§ **Exercise inputs**:
+---+

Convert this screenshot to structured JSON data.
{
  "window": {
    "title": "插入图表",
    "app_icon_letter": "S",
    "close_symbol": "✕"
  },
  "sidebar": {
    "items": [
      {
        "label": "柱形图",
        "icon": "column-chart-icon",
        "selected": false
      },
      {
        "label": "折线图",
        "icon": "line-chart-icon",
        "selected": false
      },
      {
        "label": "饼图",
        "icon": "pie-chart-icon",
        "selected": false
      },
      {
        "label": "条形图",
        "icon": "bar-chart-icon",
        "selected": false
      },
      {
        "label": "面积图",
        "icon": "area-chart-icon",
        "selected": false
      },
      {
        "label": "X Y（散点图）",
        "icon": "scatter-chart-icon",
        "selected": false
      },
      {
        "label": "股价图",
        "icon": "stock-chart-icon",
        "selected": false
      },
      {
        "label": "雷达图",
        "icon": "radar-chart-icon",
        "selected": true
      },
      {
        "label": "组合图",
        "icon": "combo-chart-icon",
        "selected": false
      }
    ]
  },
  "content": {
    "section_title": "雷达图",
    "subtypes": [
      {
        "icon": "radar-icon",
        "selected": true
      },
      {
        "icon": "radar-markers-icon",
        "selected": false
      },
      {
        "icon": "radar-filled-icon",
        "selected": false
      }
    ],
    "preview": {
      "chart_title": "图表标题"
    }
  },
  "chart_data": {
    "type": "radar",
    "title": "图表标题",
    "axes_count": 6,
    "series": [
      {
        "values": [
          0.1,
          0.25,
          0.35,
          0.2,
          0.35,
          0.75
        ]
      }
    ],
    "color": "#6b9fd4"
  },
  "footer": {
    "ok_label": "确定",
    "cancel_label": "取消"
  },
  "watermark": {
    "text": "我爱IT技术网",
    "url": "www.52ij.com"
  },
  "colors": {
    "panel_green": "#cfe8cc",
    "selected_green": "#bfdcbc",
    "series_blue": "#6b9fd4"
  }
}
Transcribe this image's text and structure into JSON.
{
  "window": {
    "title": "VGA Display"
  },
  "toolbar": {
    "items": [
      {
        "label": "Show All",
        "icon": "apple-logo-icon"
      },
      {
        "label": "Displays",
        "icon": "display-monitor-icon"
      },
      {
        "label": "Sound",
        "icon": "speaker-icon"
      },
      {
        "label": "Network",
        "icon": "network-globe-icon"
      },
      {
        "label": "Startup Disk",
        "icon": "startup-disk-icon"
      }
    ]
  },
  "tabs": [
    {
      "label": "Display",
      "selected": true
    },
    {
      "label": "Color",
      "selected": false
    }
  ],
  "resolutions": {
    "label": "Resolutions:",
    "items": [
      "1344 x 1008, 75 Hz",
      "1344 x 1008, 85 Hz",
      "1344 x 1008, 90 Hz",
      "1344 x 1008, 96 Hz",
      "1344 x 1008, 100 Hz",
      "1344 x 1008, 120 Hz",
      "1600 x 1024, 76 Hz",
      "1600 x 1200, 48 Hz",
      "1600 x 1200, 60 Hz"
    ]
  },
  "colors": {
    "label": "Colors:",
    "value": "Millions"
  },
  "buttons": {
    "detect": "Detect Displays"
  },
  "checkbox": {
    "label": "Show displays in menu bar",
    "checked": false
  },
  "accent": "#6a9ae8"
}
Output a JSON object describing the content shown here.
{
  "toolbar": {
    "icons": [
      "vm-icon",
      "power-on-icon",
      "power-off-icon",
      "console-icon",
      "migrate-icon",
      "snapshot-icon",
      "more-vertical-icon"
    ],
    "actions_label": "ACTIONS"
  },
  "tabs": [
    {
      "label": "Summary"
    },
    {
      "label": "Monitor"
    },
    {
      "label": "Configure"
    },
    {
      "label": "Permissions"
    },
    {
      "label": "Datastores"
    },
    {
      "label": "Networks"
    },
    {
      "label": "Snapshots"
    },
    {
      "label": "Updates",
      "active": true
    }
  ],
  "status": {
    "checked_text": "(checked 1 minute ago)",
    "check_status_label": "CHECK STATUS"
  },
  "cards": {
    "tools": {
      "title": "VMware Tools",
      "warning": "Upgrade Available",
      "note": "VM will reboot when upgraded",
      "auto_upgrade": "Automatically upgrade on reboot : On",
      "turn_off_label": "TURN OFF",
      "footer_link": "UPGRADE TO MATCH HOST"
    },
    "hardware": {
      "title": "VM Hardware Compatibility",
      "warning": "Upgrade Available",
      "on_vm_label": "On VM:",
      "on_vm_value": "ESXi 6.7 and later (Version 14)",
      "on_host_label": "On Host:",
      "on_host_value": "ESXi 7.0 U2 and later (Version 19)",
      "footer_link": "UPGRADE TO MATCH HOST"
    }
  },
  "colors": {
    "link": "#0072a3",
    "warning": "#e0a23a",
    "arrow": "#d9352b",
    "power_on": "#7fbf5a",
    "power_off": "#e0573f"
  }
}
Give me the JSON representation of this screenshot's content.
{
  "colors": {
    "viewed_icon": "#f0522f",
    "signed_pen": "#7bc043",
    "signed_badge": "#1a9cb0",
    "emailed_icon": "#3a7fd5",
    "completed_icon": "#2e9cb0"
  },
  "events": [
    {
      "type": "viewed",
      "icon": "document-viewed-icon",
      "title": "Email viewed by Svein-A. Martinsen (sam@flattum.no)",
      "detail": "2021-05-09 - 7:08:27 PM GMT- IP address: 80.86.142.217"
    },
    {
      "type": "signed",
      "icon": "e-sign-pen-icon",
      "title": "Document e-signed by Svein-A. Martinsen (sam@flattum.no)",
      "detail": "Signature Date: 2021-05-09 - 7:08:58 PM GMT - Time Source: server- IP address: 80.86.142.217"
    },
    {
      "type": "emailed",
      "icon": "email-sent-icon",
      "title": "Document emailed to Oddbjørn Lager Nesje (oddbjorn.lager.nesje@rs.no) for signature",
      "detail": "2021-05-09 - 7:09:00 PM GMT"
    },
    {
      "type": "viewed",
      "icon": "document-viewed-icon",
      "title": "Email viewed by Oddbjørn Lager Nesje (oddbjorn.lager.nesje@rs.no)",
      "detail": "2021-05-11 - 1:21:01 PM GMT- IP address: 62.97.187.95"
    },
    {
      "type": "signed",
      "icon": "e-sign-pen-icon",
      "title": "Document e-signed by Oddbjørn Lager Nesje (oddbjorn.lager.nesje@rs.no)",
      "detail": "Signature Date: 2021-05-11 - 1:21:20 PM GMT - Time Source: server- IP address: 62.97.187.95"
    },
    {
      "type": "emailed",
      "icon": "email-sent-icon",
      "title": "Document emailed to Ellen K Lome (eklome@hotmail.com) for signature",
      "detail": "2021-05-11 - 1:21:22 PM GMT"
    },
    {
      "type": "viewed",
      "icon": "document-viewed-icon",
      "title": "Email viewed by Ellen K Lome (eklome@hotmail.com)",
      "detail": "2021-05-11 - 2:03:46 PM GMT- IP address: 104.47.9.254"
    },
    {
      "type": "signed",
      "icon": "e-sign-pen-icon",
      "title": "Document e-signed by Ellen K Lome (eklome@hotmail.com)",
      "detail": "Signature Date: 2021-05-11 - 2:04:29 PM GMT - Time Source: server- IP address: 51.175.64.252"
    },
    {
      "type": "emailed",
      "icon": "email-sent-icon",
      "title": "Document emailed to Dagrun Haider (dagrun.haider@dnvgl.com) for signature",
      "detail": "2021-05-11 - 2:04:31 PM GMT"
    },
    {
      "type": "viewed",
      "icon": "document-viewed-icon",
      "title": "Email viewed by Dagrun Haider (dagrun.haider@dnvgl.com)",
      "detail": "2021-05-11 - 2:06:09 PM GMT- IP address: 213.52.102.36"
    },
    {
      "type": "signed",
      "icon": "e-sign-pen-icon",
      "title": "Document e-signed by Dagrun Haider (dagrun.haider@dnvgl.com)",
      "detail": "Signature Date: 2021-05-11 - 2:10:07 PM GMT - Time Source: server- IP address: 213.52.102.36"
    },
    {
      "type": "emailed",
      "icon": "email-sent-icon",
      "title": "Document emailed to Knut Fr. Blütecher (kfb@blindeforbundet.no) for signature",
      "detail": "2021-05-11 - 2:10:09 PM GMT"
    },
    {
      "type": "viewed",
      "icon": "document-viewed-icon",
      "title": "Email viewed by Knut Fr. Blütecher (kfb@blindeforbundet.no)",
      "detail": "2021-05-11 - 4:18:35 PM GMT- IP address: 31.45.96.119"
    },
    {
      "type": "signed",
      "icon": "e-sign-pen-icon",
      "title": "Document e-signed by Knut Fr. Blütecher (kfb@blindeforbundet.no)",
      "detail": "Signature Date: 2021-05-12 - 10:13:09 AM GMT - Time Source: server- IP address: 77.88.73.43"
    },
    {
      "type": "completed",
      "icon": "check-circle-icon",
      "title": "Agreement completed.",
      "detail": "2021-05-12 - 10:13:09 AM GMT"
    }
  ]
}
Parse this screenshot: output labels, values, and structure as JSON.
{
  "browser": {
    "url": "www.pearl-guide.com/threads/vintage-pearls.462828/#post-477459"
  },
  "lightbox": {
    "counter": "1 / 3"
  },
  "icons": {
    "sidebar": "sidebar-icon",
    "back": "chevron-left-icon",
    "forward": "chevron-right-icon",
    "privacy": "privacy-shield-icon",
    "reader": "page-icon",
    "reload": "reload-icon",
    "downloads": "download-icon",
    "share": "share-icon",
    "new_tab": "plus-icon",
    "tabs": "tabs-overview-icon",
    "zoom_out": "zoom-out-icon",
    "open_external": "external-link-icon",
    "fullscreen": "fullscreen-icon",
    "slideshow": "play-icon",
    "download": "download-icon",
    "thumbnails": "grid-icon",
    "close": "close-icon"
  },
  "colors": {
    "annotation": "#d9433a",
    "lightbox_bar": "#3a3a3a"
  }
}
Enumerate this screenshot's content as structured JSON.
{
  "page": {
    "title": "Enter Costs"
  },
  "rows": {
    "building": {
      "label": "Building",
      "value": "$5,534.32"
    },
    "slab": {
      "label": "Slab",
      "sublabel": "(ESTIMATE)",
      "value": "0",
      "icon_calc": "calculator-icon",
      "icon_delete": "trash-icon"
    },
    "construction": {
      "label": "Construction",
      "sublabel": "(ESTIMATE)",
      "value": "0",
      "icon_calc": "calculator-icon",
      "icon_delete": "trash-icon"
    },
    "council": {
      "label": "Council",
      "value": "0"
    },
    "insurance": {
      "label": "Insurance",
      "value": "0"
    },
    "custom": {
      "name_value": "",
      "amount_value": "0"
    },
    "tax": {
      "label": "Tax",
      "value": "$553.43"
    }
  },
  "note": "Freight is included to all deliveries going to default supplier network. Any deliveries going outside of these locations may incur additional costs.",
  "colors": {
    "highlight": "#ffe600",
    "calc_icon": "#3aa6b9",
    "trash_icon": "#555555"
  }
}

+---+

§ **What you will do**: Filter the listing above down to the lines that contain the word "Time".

§ **Problem solution**:
      "detail": "Signature Date: 2021-05-09 - 7:08:58 PM GMT - Time Source: server- IP address: 80.86.142.217"
      "detail": "Signature Date: 2021-05-11 - 1:21:20 PM GMT - Time Source: server- IP address: 62.97.187.95"
      "detail": "Signature Date: 2021-05-11 - 2:04:29 PM GMT - Time Source: server- IP address: 51.175.64.252"
      "detail": "Signature Date: 2021-05-11 - 2:10:07 PM GMT - Time Source: server- IP address: 213.52.102.36"
      "detail": "Signature Date: 2021-05-12 - 10:13:09 AM GMT - Time Source: server- IP address: 77.88.73.43"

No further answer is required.